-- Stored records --
BEGIN
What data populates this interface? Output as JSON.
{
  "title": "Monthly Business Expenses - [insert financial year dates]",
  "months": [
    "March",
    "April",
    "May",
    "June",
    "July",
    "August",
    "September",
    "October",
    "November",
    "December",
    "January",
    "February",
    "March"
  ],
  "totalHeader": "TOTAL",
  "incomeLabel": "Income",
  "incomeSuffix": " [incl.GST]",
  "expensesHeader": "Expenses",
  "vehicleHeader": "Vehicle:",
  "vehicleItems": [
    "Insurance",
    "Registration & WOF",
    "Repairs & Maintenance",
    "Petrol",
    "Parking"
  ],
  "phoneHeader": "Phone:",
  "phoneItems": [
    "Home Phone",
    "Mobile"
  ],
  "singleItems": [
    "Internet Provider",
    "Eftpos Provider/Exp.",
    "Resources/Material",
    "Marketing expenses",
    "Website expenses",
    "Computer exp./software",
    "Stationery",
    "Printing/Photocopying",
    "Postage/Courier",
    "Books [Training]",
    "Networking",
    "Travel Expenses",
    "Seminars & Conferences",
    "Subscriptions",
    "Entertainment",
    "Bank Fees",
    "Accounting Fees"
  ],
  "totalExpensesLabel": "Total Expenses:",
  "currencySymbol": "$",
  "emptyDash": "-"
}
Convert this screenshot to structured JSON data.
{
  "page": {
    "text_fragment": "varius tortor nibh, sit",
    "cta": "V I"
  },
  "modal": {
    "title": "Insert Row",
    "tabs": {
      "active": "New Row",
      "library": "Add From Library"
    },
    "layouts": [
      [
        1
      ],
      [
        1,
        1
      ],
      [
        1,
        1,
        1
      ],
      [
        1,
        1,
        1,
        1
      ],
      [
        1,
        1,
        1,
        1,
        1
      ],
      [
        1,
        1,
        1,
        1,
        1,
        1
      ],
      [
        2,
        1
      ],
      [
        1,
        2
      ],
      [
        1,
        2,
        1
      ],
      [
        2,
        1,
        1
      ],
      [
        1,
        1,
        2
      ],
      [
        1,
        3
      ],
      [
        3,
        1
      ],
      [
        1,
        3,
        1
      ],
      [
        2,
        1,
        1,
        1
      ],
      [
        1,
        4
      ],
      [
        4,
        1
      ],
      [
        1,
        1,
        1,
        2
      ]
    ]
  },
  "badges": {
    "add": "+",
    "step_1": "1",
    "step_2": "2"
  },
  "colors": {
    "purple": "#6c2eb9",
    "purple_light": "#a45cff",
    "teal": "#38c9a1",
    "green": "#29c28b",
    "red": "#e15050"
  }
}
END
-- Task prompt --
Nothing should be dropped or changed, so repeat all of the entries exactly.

-- The completed task --
What data populates this interface? Output as JSON.
{
  "title": "Monthly Business Expenses - [insert financial year dates]",
  "months": [
    "March",
    "April",
    "May",
    "June",
    "July",
    "August",
    "September",
    "October",
    "November",
    "December",
    "January",
    "February",
    "March"
  ],
  "totalHeader": "TOTAL",
  "incomeLabel": "Income",
  "incomeSuffix": " [incl.GST]",
  "expensesHeader": "Expenses",
  "vehicleHeader": "Vehicle:",
  "vehicleItems": [
    "Insurance",
    "Registration & WOF",
    "Repairs & Maintenance",
    "Petrol",
    "Parking"
  ],
  "phoneHeader": "Phone:",
  "phoneItems": [
    "Home Phone",
    "Mobile"
  ],
  "singleItems": [
    "Internet Provider",
    "Eftpos Provider/Exp.",
    "Resources/Material",
    "Marketing expenses",
    "Website expenses",
    "Computer exp./software",
    "Stationery",
    "Printing/Photocopying",
    "Postage/Courier",
    "Books [Training]",
    "Networking",
    "Travel Expenses",
    "Seminars & Conferences",
    "Subscriptions",
    "Entertainment",
    "Bank Fees",
    "Accounting Fees"
  ],
  "totalExpensesLabel": "Total Expenses:",
  "currencySymbol": "$",
  "emptyDash": "-"
}
Convert this screenshot to structured JSON data.
{
  "page": {
    "text_fragment": "varius tortor nibh, sit",
    "cta": "V I"
  },
  "modal": {
    "title": "Insert Row",
    "tabs": {
      "active": "New Row",
      "library": "Add From Library"
    },
    "layouts": [
      [
        1
      ],
      [
        1,
        1
      ],
      [
        1,
        1,
        1
      ],
      [
        1,
        1,
        1,
        1
      ],
      [
        1,
        1,
        1,
        1,
        1
      ],
      [
        1,
        1,
        1,
        1,
        1,
        1
      ],
      [
        2,
        1
      ],
      [
        1,
        2
      ],
      [
        1,
        2,
        1
      ],
      [
        2,
        1,
        1
      ],
      [
        1,
        1,
        2
      ],
      [
        1,
        3
      ],
      [
        3,
        1
      ],
      [
        1,
        3,
        1
      ],
      [
        2,
        1,
        1,
        1
      ],
      [
        1,
        4
      ],
      [
        4,
        1
      ],
      [
        1,
        1,
        1,
        2
      ]
    ]
  },
  "badges": {
    "add": "+",
    "step_1": "1",
    "step_2": "2"
  },
  "colors": {
    "purple": "#6c2eb9",
    "purple_light": "#a45cff",
    "teal": "#38c9a1",
    "green": "#29c28b",
    "red": "#e15050"
  }
}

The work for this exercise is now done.